We’ve gone through some past month’s ones, too.
A little bit of maths each day
I know I’d said I’d do simplifying a ratio first but I got distracted.
PDF Here | Editable excel file here
Another ‘vary and twist’. This time on inverse proportion. Download it here.
I have added a section at the top making explicit that students should make an expectation of the answer before working it out, as I think this is where the power of these types of activity come from.
- A question to start
- Does swapping x and y matter? If not, why not?
- Doubling x, what happens to y? What you expect?
- Doubling y in our initial relationship. Why does this differ in it’s result from doubling x from before?
- As above, but for x
- What happens if we half the value of x we want? Maybe this should be moved up in the list to question 4.
- A multiplication of 10 from the original. Does it hold up to more than halving?
- Now we’re finding x not y!
- We’ve doubled the y. What happens to x? Does the relationship work both ways?
- A decimal answer
As always, feedback would be lovely. I’m not sure I’ve correctly hit the sweet spot between making links and confusing the pupils. I’m also not sure that they flow the way they should.
I guess since I’ve done dividing in a ratio, proportion and inverse I should finish off the module. Expect simplifying a ratio and recipes (which will be a challenge to lay out) to come next.
I’m going to call these Vary and Twist.
Section A is some variation practice. Here’s my thinking behind the variations:
- Simple example
- Context change, numbers stay the same
- OK. Now double what we require. answer doubles
- Amount needed triples, answer triples. Also 6 x first one
- We’ve doubled the number of pens in the first one. essentially having the price…
- Now doubling the price
- Halving the price. Link between 5? Maybe 6 + 7 should be swapped around
- Less pens then initially. Answer will get smaller for first time
- Rounding introduced.
- Don’t just quadruple your answer from 9! You’ll introduce a rounding error!
Sections B and C add a little extension, but they use the idea of spaced practice to make students think a little more than standard blocked practice.
Worksheet is here.
Think I might be using this format for more exercises. I’ve done the table layout now. Took me ages.
I’ve found it’s a little limited, though. Tried to do a sheet with probability trees and it quickly became unmanageable with images.
I’ve been using Mr Barton’s SSDD Problems with my year 11 class. I think they’re really good. They do a really good job of making students pick out what they need to do.
Here’s a great one.
This is great because it makes pupils read the question. It was fantastic for revision because we got to discuss 4 topics in one lesson.
There are loads of great SSDD problems. I recommend Socks in a drawer, this nice circles one and this difficult formula one.
Some are less good, though. This one for instance:

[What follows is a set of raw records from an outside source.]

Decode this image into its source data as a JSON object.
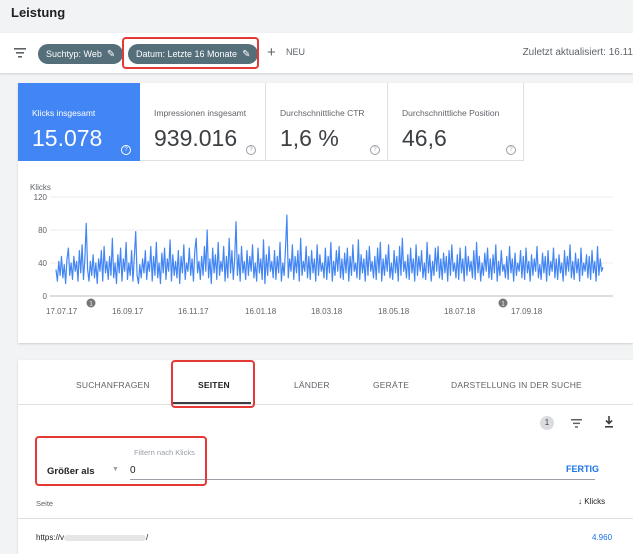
{
  "header": {
    "title": "Leistung"
  },
  "toolbar": {
    "filter_icon": "filter-list-icon",
    "chip_search_type": "Suchtyp: Web",
    "chip_date": "Datum: Letzte 16 Monate",
    "new_label": "NEU",
    "updated": "Zuletzt aktualisiert: 16.11"
  },
  "metrics": [
    {
      "label": "Klicks insgesamt",
      "value": "15.078"
    },
    {
      "label": "Impressionen insgesamt",
      "value": "939.016"
    },
    {
      "label": "Durchschnittliche CTR",
      "value": "1,6 %"
    },
    {
      "label": "Durchschnittliche Position",
      "value": "46,6"
    }
  ],
  "colors": {
    "accent": "#4285f4",
    "highlight_box": "#e53935",
    "chip": "#546e7a",
    "link": "#1a73e8"
  },
  "chart_data": {
    "type": "line",
    "ylabel": "Klicks",
    "ylim": [
      0,
      120
    ],
    "yticks": [
      0,
      40,
      80,
      120
    ],
    "xticks": [
      "17.07.17",
      "16.09.17",
      "16.11.17",
      "16.01.18",
      "18.03.18",
      "18.05.18",
      "18.07.18",
      "17.09.18"
    ],
    "annotation_markers": [
      "1",
      "1"
    ],
    "series": [
      {
        "values": [
          32,
          18,
          42,
          25,
          48,
          22,
          38,
          15,
          45,
          58,
          25,
          40,
          20,
          48,
          30,
          42,
          18,
          55,
          28,
          62,
          20,
          45,
          88,
          32,
          18,
          42,
          25,
          50,
          22,
          40,
          15,
          45,
          30,
          55,
          18,
          60,
          28,
          42,
          20,
          48,
          25,
          70,
          22,
          40,
          15,
          50,
          28,
          58,
          18,
          45,
          30,
          65,
          20,
          40,
          25,
          55,
          18,
          48,
          78,
          25,
          15,
          38,
          22,
          45,
          28,
          55,
          20,
          42,
          30,
          60,
          18,
          48,
          25,
          65,
          22,
          40,
          15,
          52,
          28,
          58,
          20,
          45,
          30,
          68,
          18,
          50,
          25,
          42,
          22,
          55,
          15,
          48,
          28,
          62,
          20,
          40,
          30,
          58,
          25,
          45,
          18,
          55,
          70,
          28,
          42,
          20,
          48,
          25,
          60,
          30,
          80,
          22,
          45,
          15,
          58,
          28,
          50,
          20,
          65,
          25,
          42,
          30,
          60,
          18,
          48,
          22,
          70,
          28,
          55,
          20,
          45,
          90,
          25,
          50,
          18,
          60,
          28,
          42,
          20,
          55,
          25,
          48,
          30,
          62,
          22,
          40,
          18,
          58,
          28,
          45,
          20,
          68,
          15,
          50,
          25,
          60,
          30,
          42,
          22,
          55,
          20,
          48,
          28,
          65,
          18,
          40,
          25,
          58,
          98,
          22,
          45,
          30,
          62,
          20,
          48,
          28,
          55,
          18,
          70,
          25,
          42,
          30,
          60,
          22,
          48,
          20,
          55,
          28,
          45,
          18,
          62,
          25,
          50,
          30,
          40,
          22,
          58,
          20,
          48,
          28,
          65,
          18,
          42,
          25,
          55,
          30,
          60,
          22,
          45,
          20,
          52,
          28,
          58,
          18,
          48,
          25,
          62,
          30,
          40,
          22,
          68,
          20,
          50,
          28,
          45,
          18,
          55,
          25,
          60,
          30,
          42,
          22,
          48,
          20,
          58,
          28,
          65,
          18,
          45,
          25,
          50,
          30,
          62,
          22,
          40,
          20,
          55,
          28,
          48,
          18,
          60,
          25,
          70,
          30,
          42,
          22,
          50,
          20,
          58,
          28,
          45,
          18,
          62,
          25,
          48,
          30,
          55,
          22,
          40,
          20,
          65,
          28,
          50,
          18,
          42,
          25,
          58,
          30,
          60,
          22,
          45,
          20,
          52,
          28,
          48,
          18,
          55,
          25,
          62,
          30,
          40,
          22,
          50,
          20,
          58,
          28,
          45,
          18,
          60,
          25,
          48,
          30,
          42,
          22,
          55,
          20,
          65,
          28,
          48,
          18,
          40,
          25,
          52,
          30,
          58,
          22,
          45,
          20,
          50,
          28,
          62,
          18,
          42,
          25,
          55,
          30,
          38,
          22,
          48,
          20,
          60,
          28,
          45,
          18,
          52,
          25,
          40,
          30,
          55,
          22,
          48,
          20,
          58,
          28,
          42,
          18,
          50,
          25,
          45,
          30,
          60,
          22,
          38,
          20,
          52,
          28,
          48,
          18,
          55,
          25,
          42,
          30,
          58,
          22,
          45,
          20,
          50,
          28,
          40,
          18,
          55,
          25,
          48,
          30,
          62,
          22,
          42,
          20,
          52,
          28,
          45,
          18,
          58,
          25,
          40,
          30,
          50,
          22,
          48,
          20,
          55,
          28,
          42,
          18,
          60,
          25,
          45,
          30,
          35
        ]
      }
    ]
  },
  "tabs": [
    "SUCHANFRAGEN",
    "SEITEN",
    "LÄNDER",
    "GERÄTE",
    "DARSTELLUNG IN DER SUCHE"
  ],
  "tools": {
    "filter_count": "1",
    "filter_icon": "filter-list-icon",
    "download_icon": "download-icon"
  },
  "filter": {
    "field_label": "Filtern nach Klicks",
    "operator": "Größer als",
    "value": "0",
    "done_label": "FERTIG"
  },
  "table": {
    "columns": [
      "Seite",
      "Klicks"
    ],
    "rows": [
      {
        "page": "https://v",
        "page_tail": "/",
        "clicks": "4.960"
      }
    ]
  }
}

I made this one. I’m not sure it’s a proper SSDD. It’s just 4 different questions based on the same image. Not sure it quite fits the SSDD criteria. I’m also not quite sure I can put my finger on exactly what the SSDD criteria is.
As ever, thoughts appreciated.